Syrians mark 11 years since Houla massacre as Arab states normalise ties with regime
Syrians have taken to social media to mark 11 years since a massacre by Syrian regime forces in Houla, a rural region of central Syria, left more than 100 people dead.
The 108 victims of the massacre were killed when regime forces and allied militias slaughtered civilians in the area in Homs governorate, central Syria on 25 May 2012. Almost half of those killed were children.
The area had earlier that day been the site of spirited protests against Syrian President Bashar Al-Assad and his forces, who at that point were some 14 months into a brutal crackdown on the uprising against him and his regime.
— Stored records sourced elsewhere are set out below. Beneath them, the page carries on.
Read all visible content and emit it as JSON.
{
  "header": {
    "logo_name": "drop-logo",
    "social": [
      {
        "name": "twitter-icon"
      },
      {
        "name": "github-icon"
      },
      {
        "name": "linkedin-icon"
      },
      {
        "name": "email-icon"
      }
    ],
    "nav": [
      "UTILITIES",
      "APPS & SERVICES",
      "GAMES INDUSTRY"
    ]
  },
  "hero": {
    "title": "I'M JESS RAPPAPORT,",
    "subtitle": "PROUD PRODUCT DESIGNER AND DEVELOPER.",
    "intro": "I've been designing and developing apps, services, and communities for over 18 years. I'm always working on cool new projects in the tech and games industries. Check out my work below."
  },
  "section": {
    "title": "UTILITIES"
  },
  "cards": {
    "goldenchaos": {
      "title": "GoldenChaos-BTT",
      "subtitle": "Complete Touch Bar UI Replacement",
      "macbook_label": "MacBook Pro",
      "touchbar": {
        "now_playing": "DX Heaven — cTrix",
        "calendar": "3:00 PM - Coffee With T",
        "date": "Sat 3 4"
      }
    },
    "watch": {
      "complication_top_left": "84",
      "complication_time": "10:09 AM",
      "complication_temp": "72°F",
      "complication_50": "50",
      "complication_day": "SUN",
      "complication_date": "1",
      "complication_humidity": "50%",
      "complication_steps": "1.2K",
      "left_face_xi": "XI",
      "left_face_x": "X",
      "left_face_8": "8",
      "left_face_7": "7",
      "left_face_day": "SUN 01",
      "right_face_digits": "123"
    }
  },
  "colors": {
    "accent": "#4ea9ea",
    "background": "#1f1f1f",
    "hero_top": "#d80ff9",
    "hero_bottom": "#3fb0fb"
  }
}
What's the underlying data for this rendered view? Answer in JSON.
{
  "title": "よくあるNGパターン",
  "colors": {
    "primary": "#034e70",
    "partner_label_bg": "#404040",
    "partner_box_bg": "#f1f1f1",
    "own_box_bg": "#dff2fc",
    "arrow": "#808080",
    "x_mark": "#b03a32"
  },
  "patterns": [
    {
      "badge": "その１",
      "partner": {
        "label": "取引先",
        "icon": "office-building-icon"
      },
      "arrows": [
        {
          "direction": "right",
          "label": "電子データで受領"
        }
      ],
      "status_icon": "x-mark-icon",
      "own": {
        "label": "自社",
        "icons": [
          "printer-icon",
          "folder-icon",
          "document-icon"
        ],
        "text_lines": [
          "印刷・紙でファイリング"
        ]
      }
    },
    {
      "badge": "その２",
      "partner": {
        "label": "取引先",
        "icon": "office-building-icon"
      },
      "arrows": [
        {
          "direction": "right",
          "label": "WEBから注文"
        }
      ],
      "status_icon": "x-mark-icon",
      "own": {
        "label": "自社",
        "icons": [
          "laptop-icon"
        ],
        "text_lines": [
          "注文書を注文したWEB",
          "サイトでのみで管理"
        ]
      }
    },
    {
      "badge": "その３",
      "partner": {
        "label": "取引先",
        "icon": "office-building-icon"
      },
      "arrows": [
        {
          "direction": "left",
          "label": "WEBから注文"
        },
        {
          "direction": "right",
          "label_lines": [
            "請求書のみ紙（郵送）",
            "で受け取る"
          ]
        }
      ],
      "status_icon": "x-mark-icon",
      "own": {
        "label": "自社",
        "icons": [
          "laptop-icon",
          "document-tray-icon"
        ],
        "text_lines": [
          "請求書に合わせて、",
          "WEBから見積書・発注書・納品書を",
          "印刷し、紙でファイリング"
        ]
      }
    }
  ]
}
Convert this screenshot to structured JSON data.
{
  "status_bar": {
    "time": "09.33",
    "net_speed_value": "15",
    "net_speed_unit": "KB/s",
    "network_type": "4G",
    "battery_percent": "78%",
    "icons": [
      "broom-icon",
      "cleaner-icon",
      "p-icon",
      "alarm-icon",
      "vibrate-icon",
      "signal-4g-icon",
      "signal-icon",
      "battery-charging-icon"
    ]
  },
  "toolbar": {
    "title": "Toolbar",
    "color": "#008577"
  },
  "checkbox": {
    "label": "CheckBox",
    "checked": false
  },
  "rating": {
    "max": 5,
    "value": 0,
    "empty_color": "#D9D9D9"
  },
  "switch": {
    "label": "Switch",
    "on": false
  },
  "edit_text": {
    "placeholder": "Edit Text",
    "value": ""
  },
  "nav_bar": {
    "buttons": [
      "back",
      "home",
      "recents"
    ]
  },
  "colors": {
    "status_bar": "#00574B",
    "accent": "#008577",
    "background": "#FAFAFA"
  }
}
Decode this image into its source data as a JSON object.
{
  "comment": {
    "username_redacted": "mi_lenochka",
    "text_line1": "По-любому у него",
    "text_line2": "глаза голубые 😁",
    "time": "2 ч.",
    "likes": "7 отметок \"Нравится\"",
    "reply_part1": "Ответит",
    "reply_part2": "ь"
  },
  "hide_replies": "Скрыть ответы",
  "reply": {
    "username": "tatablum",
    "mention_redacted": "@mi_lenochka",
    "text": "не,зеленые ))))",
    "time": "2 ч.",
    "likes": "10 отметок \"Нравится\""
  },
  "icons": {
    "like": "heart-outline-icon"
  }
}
Using an Arabic-language hashtag that translates into #Houla_Massacre, Syrians on social media platforms including Twitter have posted photos and videos taken in the immediate aftermath of the massacre. Some included graphic images of children apparently shot dead by regime forces.
Many of the Twitter users asked how governments could pursue normalisation with Damascus in light of the killings at Houla and countless other massacres committed by the regime.
"We will not forget the crimes of these scoundrels, even if all the people of the earth were to normalise them," one journalist said.
Another pointed out how some Arab states that condemned the massacre when it happened have since sought to normalise ties with its perpetrators.
More than 500,000 Syrians have died since the regime's brutal crackdown on a popular uprising sparked a civil war in 2011. Millions of Syrians have been displaced from their homes. Some 100,000 more are missing.
After years of almost total diplomatic isolation because of the war, Assad has been welcomed back into the regional political fold.
Last week, Assad participated in his first Arab League summit since 2011.